It’s hard to find a policy document, education report or even an example of recent legislation which does not emphasise the importance of listening to parents, collecting their views and generally encouraging their input if their child is deemed to have special educational needs or a disability.
No doubt some schools are making great strides in engaging with parents and fostering a rapport based on mutual respect and knowledge-sharing. But the reality is that many parents of children with SEND still feel marginalised and ignored, their opinions politely tolerated at best, while the professionals’ pearls of wisdom, in the form of reports, are treated like sacred texts.
At the same time, school staff often struggle to understand how to deal with this disparate gang of parents who, unlike the pupils, don’t all wear the same uniform or sit down cross-legged on the carpet when you tell them to. How to make sense of the persistent phone-calls, the probing emails, the requests for meetings and, worst of all, the questioning of what you are actually teaching their child? Because it’s in these circumstances that parents become labelled as “difficult”, “demanding” or “pushy” ─ or, for those who are the apparent opposite of this: “hard to reach”.
Sharing SEND expertise
Teachers are a dedicated bunch and often pride themselves on having a privileged knowledge, not just of their subjects, but of the children in their care. But, parents who disrupt this precious idyll by challenging what teachers do, or failing to conform to the mechanisms for input set out by the school, become seen as a problem to be managed, just like their kids.
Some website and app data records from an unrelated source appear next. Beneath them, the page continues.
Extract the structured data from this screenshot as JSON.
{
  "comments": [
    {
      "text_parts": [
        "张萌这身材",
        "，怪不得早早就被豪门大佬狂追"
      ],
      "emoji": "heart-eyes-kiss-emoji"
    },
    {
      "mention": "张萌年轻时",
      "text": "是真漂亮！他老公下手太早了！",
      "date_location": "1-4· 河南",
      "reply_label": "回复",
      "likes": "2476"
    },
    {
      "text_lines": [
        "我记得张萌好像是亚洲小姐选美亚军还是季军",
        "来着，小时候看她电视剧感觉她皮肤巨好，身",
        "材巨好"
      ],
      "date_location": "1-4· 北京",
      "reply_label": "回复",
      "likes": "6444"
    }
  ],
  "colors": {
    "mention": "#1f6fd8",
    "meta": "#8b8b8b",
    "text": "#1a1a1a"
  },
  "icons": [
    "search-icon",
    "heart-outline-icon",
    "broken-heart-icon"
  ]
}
For parents of children with SEND in particular, it is essential that staff ask them how best to communicate and engage, because what works for one parent might not work for another at all. If parents seem too persistent, or even completely disengaged, teachers should try to avoid being judgemental and consider alternative approaches. In these days of increased security in schools, where access is regulated though electronic gates and computerised passes, teachers must not adopt a fortress mentality towards parents. Oh, and if you're sending out a form inviting parental views, do consider crossing out the word “views” and writing “expertise” instead.
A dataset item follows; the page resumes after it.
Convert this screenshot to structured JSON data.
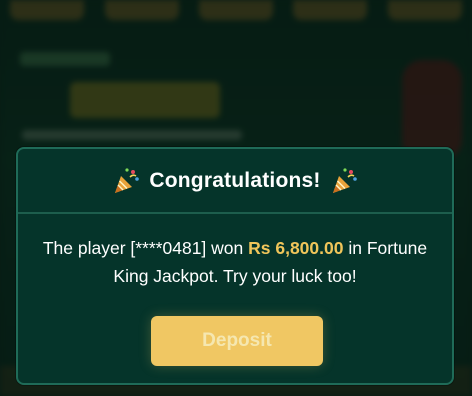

Becky Wood is a former teacher and a research fellow in the department of Disability, Inclusion and Special Needs at the University of Birmingham.